Extracted material Start Marker
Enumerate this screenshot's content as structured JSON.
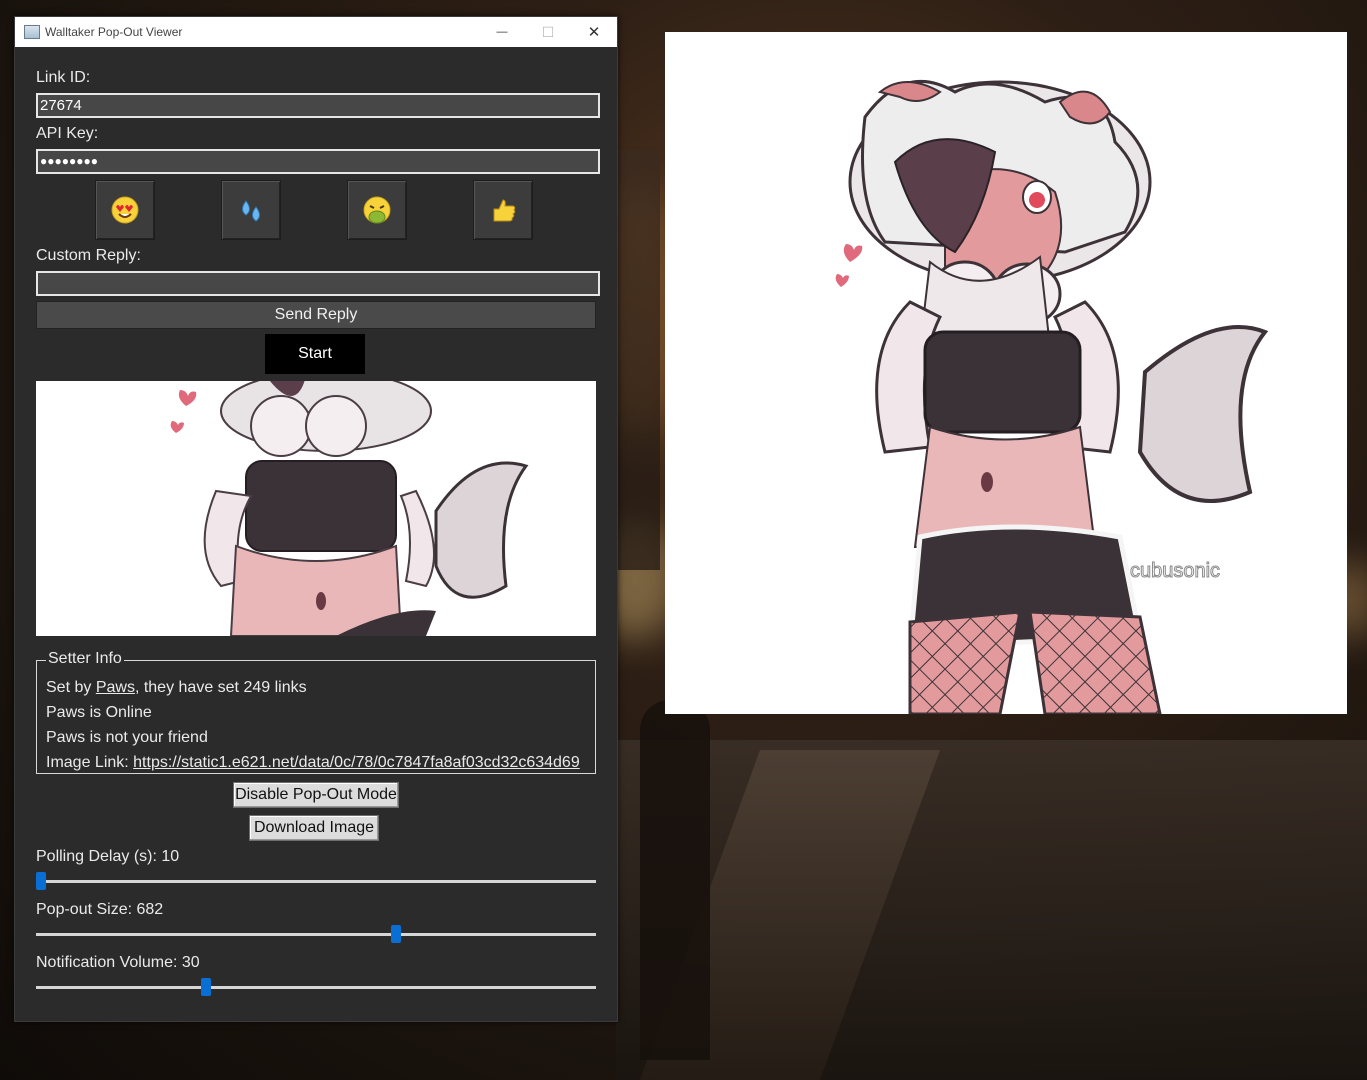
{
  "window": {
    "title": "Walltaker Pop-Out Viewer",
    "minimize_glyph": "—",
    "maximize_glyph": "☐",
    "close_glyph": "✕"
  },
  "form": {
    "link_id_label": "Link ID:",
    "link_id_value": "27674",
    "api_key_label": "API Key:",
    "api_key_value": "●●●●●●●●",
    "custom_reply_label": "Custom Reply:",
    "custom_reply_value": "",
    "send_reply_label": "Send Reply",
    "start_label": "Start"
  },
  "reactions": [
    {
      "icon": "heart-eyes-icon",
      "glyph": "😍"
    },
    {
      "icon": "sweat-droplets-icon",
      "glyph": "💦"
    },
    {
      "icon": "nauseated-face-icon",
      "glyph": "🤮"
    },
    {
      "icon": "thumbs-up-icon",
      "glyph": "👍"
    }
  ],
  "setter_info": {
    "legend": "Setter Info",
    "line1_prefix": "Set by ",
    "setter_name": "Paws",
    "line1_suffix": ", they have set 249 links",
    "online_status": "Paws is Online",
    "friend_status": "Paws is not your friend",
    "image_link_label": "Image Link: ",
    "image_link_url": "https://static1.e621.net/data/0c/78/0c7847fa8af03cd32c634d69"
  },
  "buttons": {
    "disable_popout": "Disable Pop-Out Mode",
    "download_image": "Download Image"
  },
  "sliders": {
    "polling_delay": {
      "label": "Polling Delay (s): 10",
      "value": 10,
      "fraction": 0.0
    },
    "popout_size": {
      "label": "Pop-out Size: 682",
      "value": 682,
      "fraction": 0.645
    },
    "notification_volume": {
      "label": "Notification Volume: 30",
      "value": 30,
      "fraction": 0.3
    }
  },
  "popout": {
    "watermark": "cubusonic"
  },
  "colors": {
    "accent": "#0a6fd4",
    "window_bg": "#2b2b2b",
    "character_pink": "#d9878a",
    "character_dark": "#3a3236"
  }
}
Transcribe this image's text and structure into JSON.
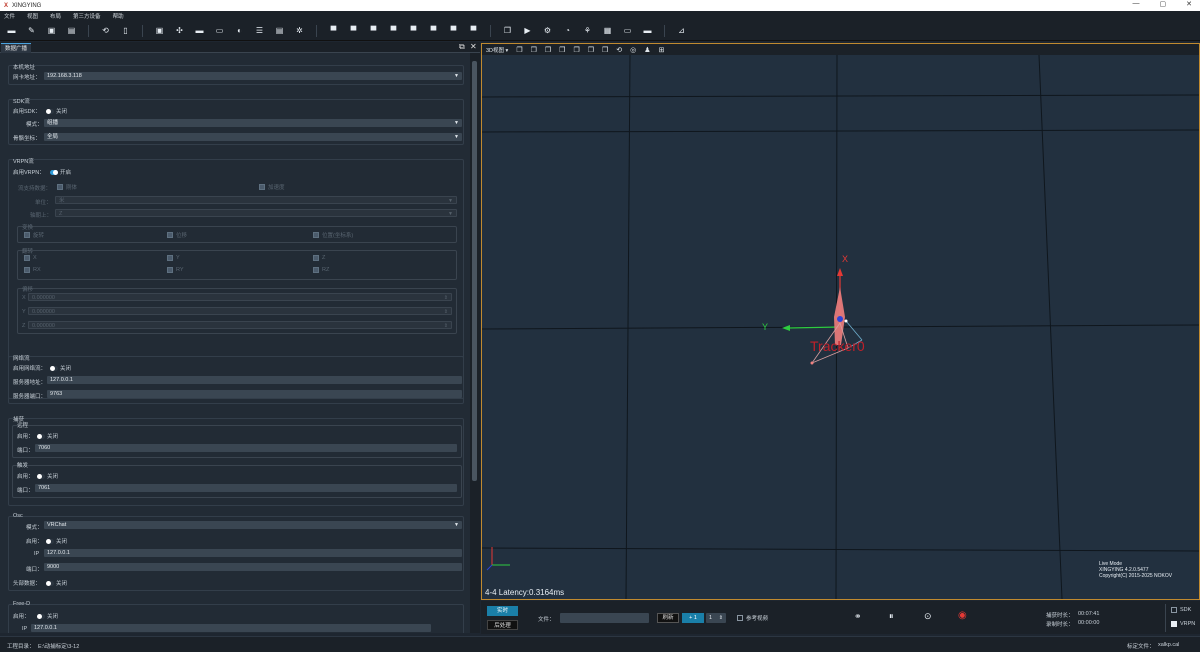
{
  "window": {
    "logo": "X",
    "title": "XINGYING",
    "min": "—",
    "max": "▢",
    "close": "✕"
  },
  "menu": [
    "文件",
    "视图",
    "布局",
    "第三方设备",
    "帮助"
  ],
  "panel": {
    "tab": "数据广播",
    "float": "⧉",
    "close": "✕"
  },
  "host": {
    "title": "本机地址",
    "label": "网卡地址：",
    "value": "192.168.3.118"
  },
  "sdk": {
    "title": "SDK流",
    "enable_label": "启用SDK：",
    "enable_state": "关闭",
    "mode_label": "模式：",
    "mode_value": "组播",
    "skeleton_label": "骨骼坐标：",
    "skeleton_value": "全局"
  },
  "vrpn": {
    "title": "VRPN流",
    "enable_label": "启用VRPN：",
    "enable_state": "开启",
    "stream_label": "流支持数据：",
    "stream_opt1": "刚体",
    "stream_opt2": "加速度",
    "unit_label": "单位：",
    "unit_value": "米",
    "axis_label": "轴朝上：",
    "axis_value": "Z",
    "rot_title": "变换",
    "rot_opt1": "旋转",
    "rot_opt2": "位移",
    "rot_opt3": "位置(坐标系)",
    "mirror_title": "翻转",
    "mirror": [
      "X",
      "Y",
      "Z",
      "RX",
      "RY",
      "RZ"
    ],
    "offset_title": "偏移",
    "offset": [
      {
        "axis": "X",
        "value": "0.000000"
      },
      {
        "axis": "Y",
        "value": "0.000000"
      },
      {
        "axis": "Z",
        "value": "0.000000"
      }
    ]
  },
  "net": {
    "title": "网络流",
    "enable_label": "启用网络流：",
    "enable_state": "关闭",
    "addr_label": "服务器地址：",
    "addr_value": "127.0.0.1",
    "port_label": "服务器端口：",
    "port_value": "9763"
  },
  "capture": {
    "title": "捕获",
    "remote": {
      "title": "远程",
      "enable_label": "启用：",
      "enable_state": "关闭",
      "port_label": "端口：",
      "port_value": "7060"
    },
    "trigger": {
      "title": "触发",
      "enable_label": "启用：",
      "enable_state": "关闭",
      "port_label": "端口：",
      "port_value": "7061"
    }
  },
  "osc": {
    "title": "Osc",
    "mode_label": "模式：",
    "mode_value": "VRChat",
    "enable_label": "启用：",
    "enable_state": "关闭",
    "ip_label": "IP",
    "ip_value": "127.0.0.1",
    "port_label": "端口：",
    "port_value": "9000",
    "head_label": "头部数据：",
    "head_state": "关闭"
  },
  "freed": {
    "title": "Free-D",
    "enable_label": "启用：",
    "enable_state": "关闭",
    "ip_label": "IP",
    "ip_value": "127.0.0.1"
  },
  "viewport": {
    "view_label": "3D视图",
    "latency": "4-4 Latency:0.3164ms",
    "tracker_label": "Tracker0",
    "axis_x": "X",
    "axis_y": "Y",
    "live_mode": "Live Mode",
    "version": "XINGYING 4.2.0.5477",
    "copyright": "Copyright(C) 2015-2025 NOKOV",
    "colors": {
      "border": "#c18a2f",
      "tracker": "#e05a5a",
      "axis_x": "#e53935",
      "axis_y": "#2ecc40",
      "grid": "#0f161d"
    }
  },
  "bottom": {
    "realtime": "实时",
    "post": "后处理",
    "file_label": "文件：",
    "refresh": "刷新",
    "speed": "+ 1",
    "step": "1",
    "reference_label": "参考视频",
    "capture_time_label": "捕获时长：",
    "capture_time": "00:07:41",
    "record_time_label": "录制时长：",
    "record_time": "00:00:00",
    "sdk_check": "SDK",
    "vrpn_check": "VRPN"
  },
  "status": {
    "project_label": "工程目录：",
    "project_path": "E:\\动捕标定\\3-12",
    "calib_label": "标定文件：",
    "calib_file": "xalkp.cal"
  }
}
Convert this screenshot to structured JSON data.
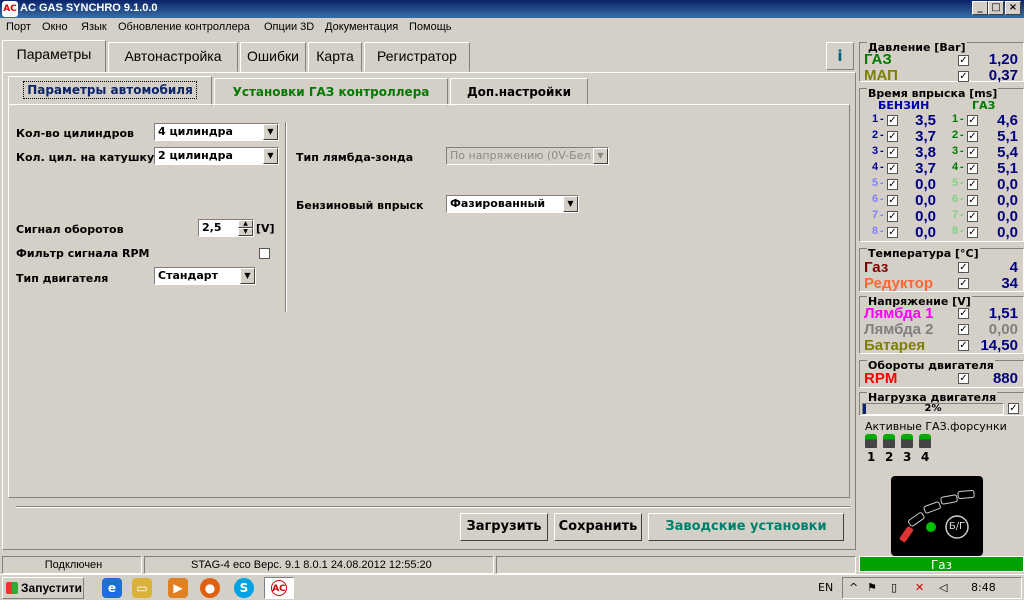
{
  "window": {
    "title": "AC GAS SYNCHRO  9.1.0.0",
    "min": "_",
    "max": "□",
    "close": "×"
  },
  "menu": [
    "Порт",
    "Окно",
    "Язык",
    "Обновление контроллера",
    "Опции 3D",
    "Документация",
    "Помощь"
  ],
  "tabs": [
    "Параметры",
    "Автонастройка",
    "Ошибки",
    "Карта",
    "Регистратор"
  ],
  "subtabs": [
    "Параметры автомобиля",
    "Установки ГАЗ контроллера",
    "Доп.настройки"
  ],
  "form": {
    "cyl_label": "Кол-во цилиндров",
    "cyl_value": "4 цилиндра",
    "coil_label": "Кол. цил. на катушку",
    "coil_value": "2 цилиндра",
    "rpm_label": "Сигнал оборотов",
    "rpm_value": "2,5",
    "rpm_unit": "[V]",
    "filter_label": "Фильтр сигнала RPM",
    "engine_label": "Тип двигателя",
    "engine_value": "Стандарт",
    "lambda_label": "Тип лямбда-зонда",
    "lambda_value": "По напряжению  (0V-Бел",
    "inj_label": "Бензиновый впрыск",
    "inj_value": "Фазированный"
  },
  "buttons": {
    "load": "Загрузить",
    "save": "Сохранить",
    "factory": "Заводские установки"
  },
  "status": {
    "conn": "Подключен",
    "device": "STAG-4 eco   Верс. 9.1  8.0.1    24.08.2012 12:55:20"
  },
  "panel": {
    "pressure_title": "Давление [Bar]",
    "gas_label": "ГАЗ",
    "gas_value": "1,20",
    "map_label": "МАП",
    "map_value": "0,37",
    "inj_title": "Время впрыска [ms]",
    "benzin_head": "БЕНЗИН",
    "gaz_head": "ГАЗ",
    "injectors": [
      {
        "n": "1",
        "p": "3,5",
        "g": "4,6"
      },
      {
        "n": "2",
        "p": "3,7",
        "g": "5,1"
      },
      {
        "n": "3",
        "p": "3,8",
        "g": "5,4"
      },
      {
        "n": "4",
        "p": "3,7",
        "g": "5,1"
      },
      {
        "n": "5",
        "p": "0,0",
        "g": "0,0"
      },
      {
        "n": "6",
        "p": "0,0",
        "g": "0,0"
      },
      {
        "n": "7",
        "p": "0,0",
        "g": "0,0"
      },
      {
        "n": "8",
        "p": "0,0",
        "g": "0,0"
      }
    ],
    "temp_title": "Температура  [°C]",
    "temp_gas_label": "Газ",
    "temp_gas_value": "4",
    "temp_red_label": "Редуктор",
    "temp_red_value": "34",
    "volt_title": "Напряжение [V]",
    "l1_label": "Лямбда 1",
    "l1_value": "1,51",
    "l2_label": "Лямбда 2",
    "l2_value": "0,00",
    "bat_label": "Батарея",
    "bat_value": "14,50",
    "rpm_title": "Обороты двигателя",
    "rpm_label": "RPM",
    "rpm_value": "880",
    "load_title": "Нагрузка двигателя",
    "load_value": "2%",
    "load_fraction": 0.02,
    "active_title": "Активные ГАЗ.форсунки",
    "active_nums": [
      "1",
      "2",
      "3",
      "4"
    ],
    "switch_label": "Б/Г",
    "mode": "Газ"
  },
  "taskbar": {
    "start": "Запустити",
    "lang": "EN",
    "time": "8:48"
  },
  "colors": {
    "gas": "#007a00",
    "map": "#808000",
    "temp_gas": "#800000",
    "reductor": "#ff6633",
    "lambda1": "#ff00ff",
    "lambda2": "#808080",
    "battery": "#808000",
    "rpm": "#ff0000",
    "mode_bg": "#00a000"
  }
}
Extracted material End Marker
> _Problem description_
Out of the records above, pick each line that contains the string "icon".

> _Task result_
      "icon": "heart-eyes-icon",
      "icon": "sweat-droplets-icon",
      "icon": "nauseated-face-icon",
      "icon": "thumbs-up-icon",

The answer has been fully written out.